YOUR GOAL.
Set down the entries again word for word, without any of the images.

[Entries from a dataset of interfaces]
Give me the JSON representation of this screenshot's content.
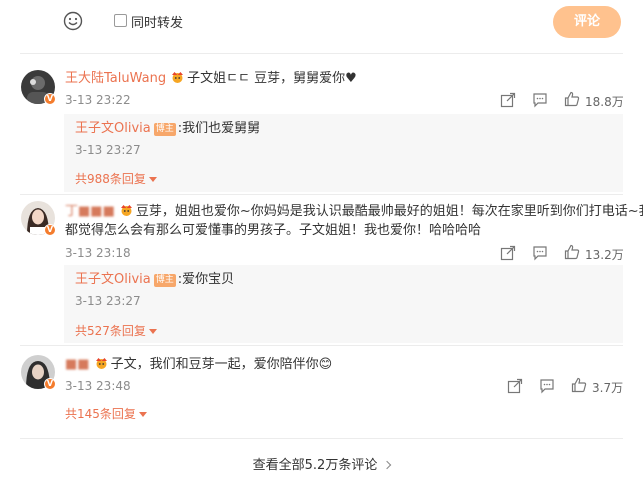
{
  "composer": {
    "repost_label": "同时转发",
    "submit_label": "评论"
  },
  "comments": [
    {
      "user": "王大陆TaluWang",
      "text": "子文姐ㄷㄷ 豆芽，舅舅爱你♥",
      "time": "3-13 23:22",
      "likes": "18.8万",
      "reply": {
        "user": "王子文Olivia",
        "tag": "博主",
        "text": ":我们也爱舅舅",
        "time": "3-13 23:27"
      },
      "more": "共988条回复"
    },
    {
      "user": "丁■■■",
      "text_line1": "豆芽，姐姐也爱你~你妈妈是我认识最酷最帅最好的姐姐！每次在家里听到你们打电话~我",
      "text_line2": "都觉得怎么会有那么可爱懂事的男孩子。子文姐姐！我也爱你！哈哈哈哈",
      "time": "3-13 23:18",
      "likes": "13.2万",
      "reply": {
        "user": "王子文Olivia",
        "tag": "博主",
        "text": ":爱你宝贝",
        "time": "3-13 23:27"
      },
      "more": "共527条回复"
    },
    {
      "user": "■■",
      "text": "子文，我们和豆芽一起，爱你陪伴你😊",
      "time": "3-13 23:48",
      "likes": "3.7万",
      "more": "共145条回复"
    }
  ],
  "footer": {
    "view_all": "查看全部5.2万条评论"
  },
  "colors": {
    "accent": "#eb7350",
    "submit_bg": "#ffc28e",
    "reply_bg": "#f7f7f7",
    "verified": "#f47c2d"
  }
}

RESPONSE BELOW.
Give me the JSON representation of this screenshot's content.
{
  "composer": {
    "repost_label": "同时转发",
    "submit_label": "评论"
  },
  "comments": [
    {
      "user": "王大陆TaluWang",
      "text": "子文姐ㄷㄷ 豆芽，舅舅爱你♥",
      "time": "3-13 23:22",
      "likes": "18.8万",
      "reply": {
        "user": "王子文Olivia",
        "tag": "博主",
        "text": ":我们也爱舅舅",
        "time": "3-13 23:27"
      },
      "more": "共988条回复"
    },
    {
      "user": "丁■■■",
      "text_line1": "豆芽，姐姐也爱你~你妈妈是我认识最酷最帅最好的姐姐！每次在家里听到你们打电话~我",
      "text_line2": "都觉得怎么会有那么可爱懂事的男孩子。子文姐姐！我也爱你！哈哈哈哈",
      "time": "3-13 23:18",
      "likes": "13.2万",
      "reply": {
        "user": "王子文Olivia",
        "tag": "博主",
        "text": ":爱你宝贝",
        "time": "3-13 23:27"
      },
      "more": "共527条回复"
    },
    {
      "user": "■■",
      "text": "子文，我们和豆芽一起，爱你陪伴你😊",
      "time": "3-13 23:48",
      "likes": "3.7万",
      "more": "共145条回复"
    }
  ],
  "footer": {
    "view_all": "查看全部5.2万条评论"
  },
  "colors": {
    "accent": "#eb7350",
    "submit_bg": "#ffc28e",
    "reply_bg": "#f7f7f7",
    "verified": "#f47c2d"
  }
}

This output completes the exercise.